The legacy Toni Randolph left was more than being a writer, said many who knew the 53-year-old veteran journalist. Randolph died July 3 after being hospitalized for a medical procedure.
Besides her award-winning journalistic work, perhaps Randolph’s most important contribution deserving recognition was her mentoring of many young people, “particularly young people of color,” noted former Twin Cities Black Journalists chapter president Duchesne Drew. He had known Randolph since she came to the Twin Cities.
A Buffalo, N.Y. native, Randolph worked in public broadcasting first as a news director in her hometown and then moved to WBUR Boston. She earned a master’s degree from Columbia University Graduate School of Journalism and later was awarded journalism fellowships to China and Liberia “to better understand the global nature of Minnesota’s growing, transforming communities,” noted a National Association of Black Journalist (NABJ) statement released after Randolph’s death.

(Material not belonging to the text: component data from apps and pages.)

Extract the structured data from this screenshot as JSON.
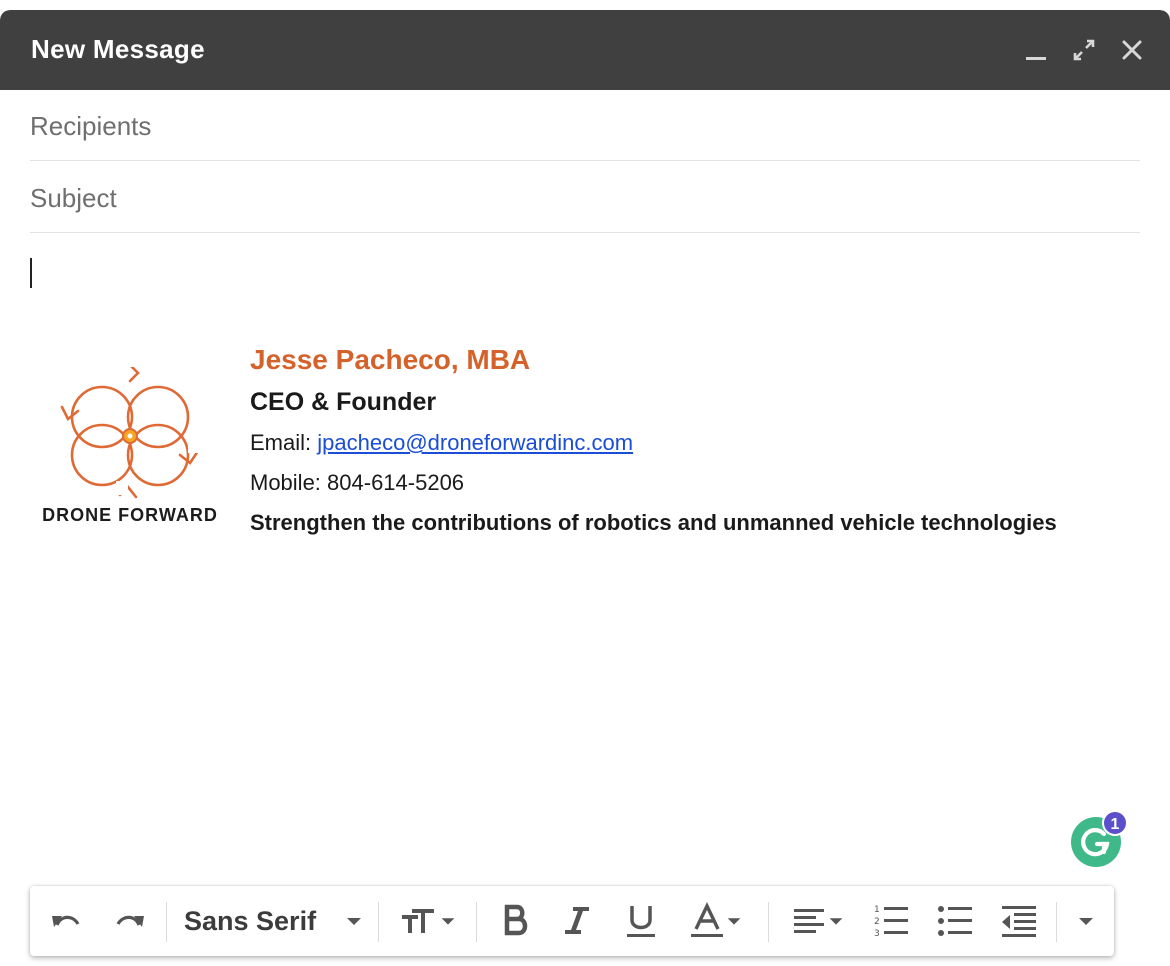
{
  "window": {
    "title": "New Message"
  },
  "fields": {
    "recipients_placeholder": "Recipients",
    "subject_placeholder": "Subject"
  },
  "signature": {
    "logo_text": "DRONE FORWARD",
    "name": "Jesse Pacheco, MBA",
    "role": "CEO & Founder",
    "email_label": "Email: ",
    "email": "jpacheco@droneforwardinc.com",
    "mobile": "Mobile: 804-614-5206",
    "tagline": "Strengthen the contributions of robotics and unmanned vehicle technologies"
  },
  "grammarly": {
    "badge_count": "1"
  },
  "toolbar": {
    "font_family": "Sans Serif"
  },
  "colors": {
    "titlebar": "#404040",
    "accent_orange": "#d4622a",
    "link_blue": "#1a4ed6",
    "grammarly_green": "#3fb88a",
    "badge_purple": "#5b4fcc"
  }
}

“Ms. Randolph told the stories of our citizens and communities, which contributed greatly to the recognition of our shared values and aspirations,” noted Minnesota Gov. Mark Dayton in a media release. “The many young journalists, whom she inspired and mentored, will continue her legacy through their own careers for many years to come.”
Drew recalled, “I met her shortly after she arrived over a dozen years ago to work at Minnesota Public Radio (MPR), where she was first hired as a reporter in 2003. She dove in right away and was eager to pitch in” after she joined the local National Association of Black Journalists chapter.
During her MPR stint, Randolph also oversaw its Young Reporter Series that pairs high school and college students of color with MPR staffers in producing broadcast stories. She also worked with the University of St. Thomas’ ThreeSixty Journalism program and was honored by the group with the Widening the Circle Award in 2014. Earlier this year she was named to its advisory board. She later moved into leadership roles as new audiences editor and as a weekend news editor at the St. Paul news station.
“When you move from being a reporter to being someone who supervises and evaluates other journalists, you affect a lot more stories and a lot more coverage areas,” noted Drew. “She wasn’t the only one doing it, but clearly she paid a big role in the diversification of the coverage” on MPR.
“There is a difference now” at MPR, he pointed out. “A much wider range…a clearer understanding of the ethnic communities here that was deeper and broader than was the case five or 10 years earlier.
“I know she played an important role in identifying and mentoring some of those people that we hear today on the air. She played a very big role in helping MPR reach the communities that have been often overlooked or not that understood by mainstream media.”
More importantly, added longtime friend Sheletta Brundidge of Randolph, who kept her battle with cancer a secret from most, “Toni is a reminder of what Black women used to be like. She dressed up to go to work. She went to work sick and never told anybody. She embodied all the old-school values Black women used to have. She had integrity and handled her business. She kept her personal life personal. She’s a grown-a** woman.”
Brundidge recalled the time she and her husband were planning to move out of town and looked to sell their home. “We didn’t want to sell that house to just anybody. We were at church and we told Toni we were about to move [to Texas]. We are going to sell our house — you want to buy it? She said, ‘Sure I do.’ She bought our house.”
“When she told me she had cancer, she was dealing with [it] and a lot of stuff,” recalled Randolph’s older brother Morgan Randolph of Rochester, N.Y. in an MSR phone interview, “At first, we thought it wasn’t cancer, just a tumor. As things progressed, she just handled her business.”
“I knew she would be successful, but I had no idea of the impact she had made,” added Morgan Randolph. “She’s a fighter.”
“No matter how bad, Toni was going to do what she had to do,” noted her younger brother Marvin Randolph of Lancaster, S.C. “She would not let cancer beat her, and if it beat her, she would keep fighting.”
“A first-rate journalist and a tremendous friend,” said Drew, a former Star Tribune editor. “She was someone really committed to using her talent to make this community better. In her last role in a supervisory-management [position], she was still doing some journalism, but I think the biggest impact she had on what we heard on the airwaves was through…mentoring other people.”
“Those are big shoes to fill,” continued Drew on Randolph. “I loved her dearly and I’m sad that she’s gone. I wished we had more time together, but I am grateful for the time we had. She’ll be missed.”
“They don’t make Black women like that anymore,” said Brundidge.
A memorial service was held Tuesday, July 12 at Fellowship Missionary Baptist Church in North Minneapolis.
Charles Hallman welcomes reader responses to firstname.lastname@example.org.